Work-Related Injuries That Don’t Occur at Work
If you worry about being injured at work or developing a work-related illness, you might feel safer knowing that you’re covered under workers’ compensation insurance if something does happen while you’re at your job.
But what about when you’re injured doing something that’s related to your job outside of your workplace? If your health insurance company decides that your injury was a work-related injury, they may not cover it. Will workers’ compensation cover you? Take a look at what you need to know about work-related injuries that don’t happen in the workplace.
When You Work From Home
These days, self-employed workers and freelancers aren’t the only people who work from home. Plenty of companies allow their employees to telecommute and work from home some or all of the time. What happens if you trip and break a bone in your own home while you’re performing work-related duties?
You may be eligible for workers’ compensation even if your injury happens in your home, but it depends on the specifics of the case. In one example, an employee who tripped over her dog on the way to get work materials out of her garage was eventually approved for workers’ compensation benefits after an initial denial.
In that case, the employee won her claim because her employer required her to store work materials in her home, so they were responsible for the injuries she sustained in the process of retrieving those materials. If she had not been required to bring materials at home or if she’d been injured while doing something non-work-related during working hours, like getting a drink from the refrigerator, her claim might not have been approved.
If you’re wondering whether you might be eligible for a work injury sustained while working at home, consider how connected the injury is to your job. For example, if your job involves a lot of typing on the computer, and you develop carpal tunnel syndrome, you will probably be eligible for workers’ compensation.
On the other hand, if your job requires you to make phone calls and you voluntarily spend time typing notes about those phone calls for your own records when it’s not required, your carpal tunnel syndrome would probably not be covered by workers’ compensation.
When You’re on the Road
You may think of your commute as part of the workday. After all, the commute eats up a significant amount of your time and costs you money. You’re usually dressed for work and thinking about work when you’re on the way to or from work.

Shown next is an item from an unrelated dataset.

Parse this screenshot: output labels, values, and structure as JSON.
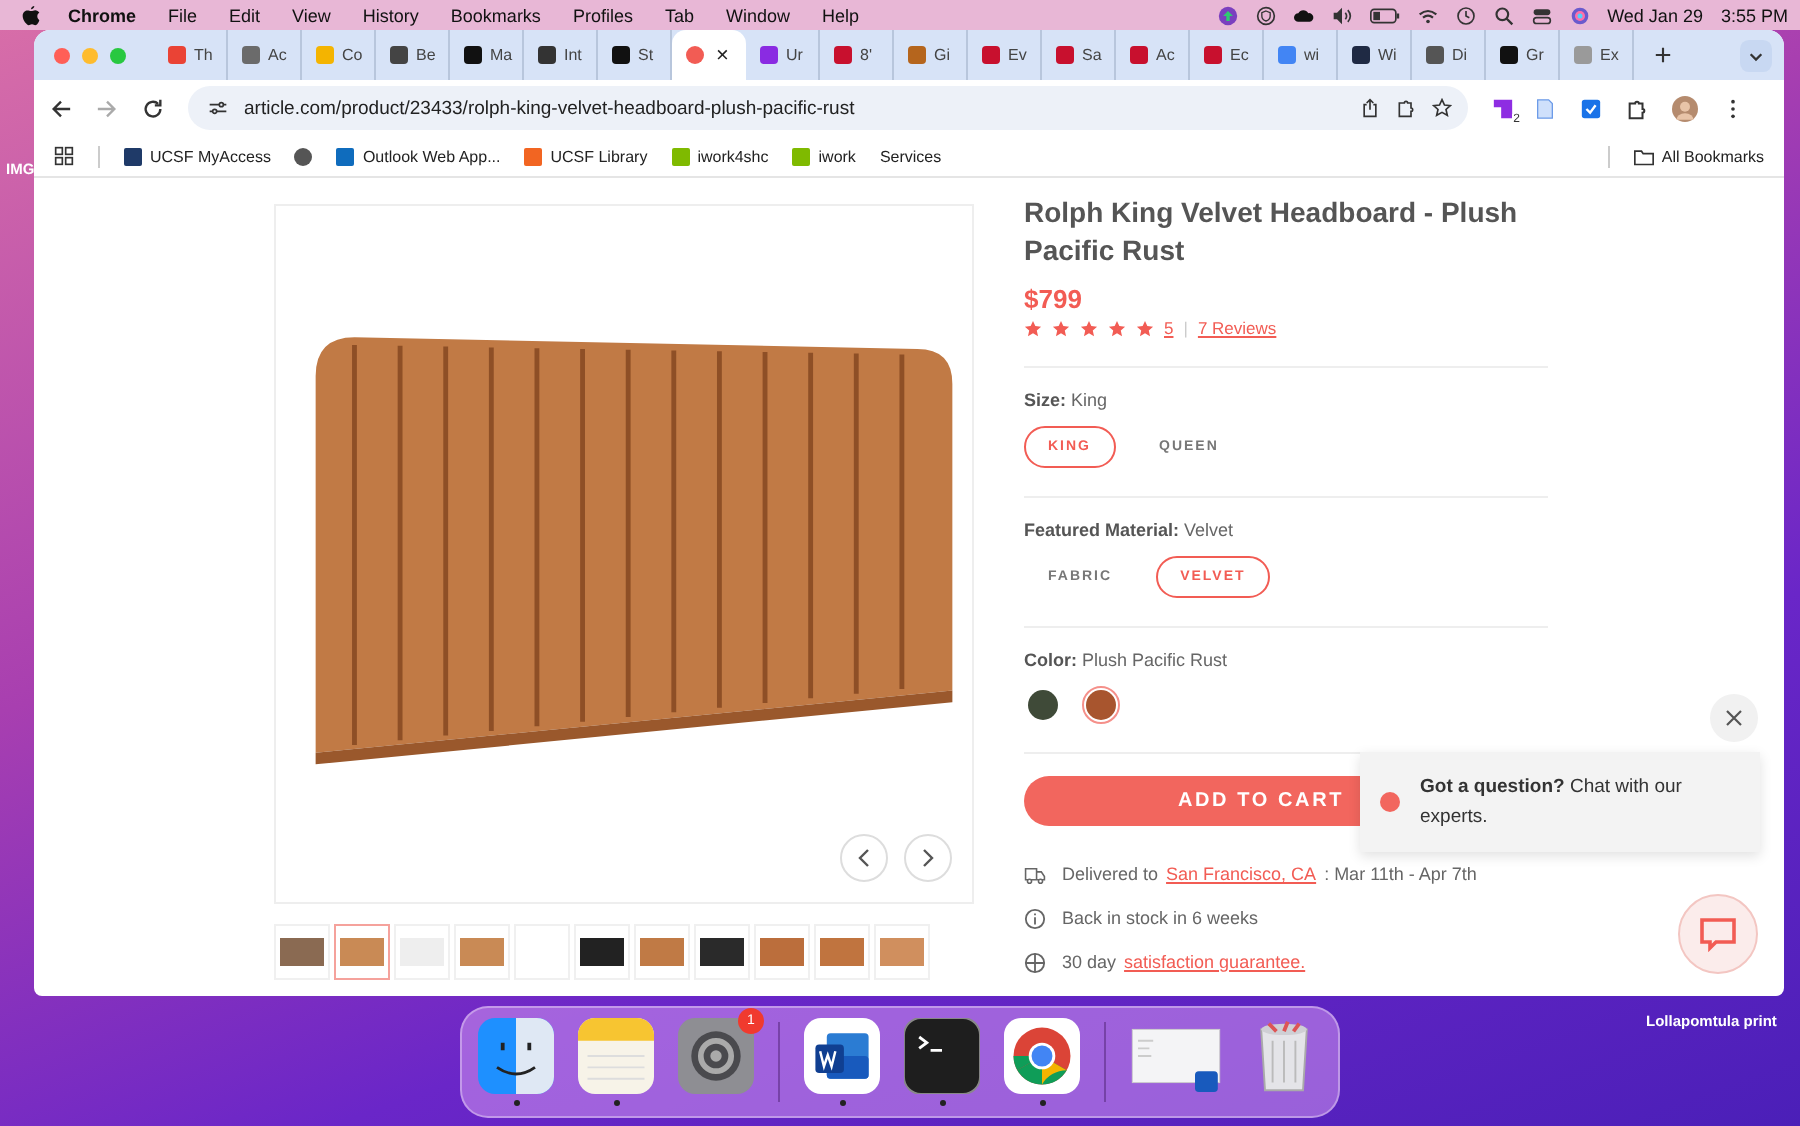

However, in most cases, the trip to or from your job is usually not considered your employer’s responsibility. If you get into an accident on your way to work, workers’ compensation won’t cover you.
However, there are some exceptions. In certain professions, workers don’t necessarily have a fixed office. For example, if you’re a traveling salesperson, much of your job depends on traveling to and from the places where you’re making your sales pitches, not traveling to and from a central office. If you’re injured on your way to make a sale, you may be covered.
Traveling for business is often covered. For example, if your company sends you to a conference and you’re injured on the way there, you can make a workers’ compensation claim.
If you have a job that occasionally places you on-call, so you’re required to come in only if you’re called in, you may be covered from the time that you receive the call. In that case, a commute-related injury would be covered.
You may also be covered by workers’ compensation if your only route to work takes you through a dangerous area, like a blasting zone. Finally, if you’re asked to run a work-related errand during your commute or on your personal time, like your lunch break, you might qualify for workers’ compensation.
When You’re at a Work Function
Often, employees find themselves in the position of attending work-related functions that don’t involve doing actual work. Employee retreats, company picnics, and office holiday parties are all examples of these types of functions.
Whether or not you’re covered by workers’ compensation during these types of functions depends largely on the situation. You’re more likely to be covered if the function is mandatory. If the event is voluntary, your employer can argue that you didn’t have to be there and that you were on your own time.
However, sometimes a voluntary event can be covered by workers’ compensation. One exception may be if the event is arranged and paid for by the employer and benefits the employer. For example, a team-building event meant to improve employees’ ability to work productively together or a party where employees are expected to network with clients.
In these cases, a court may decide that the event is connected closely enough to work to be covered by workers’ compensation, even if it’s a voluntary function.
Work-related injuries that occur away from the workplace can be complicated, and even a claim that should be approved may be initially denied. Determine whether your situation is covered by workers’ compensation by consulting an attorney who understands the workers’ compensation laws in your area.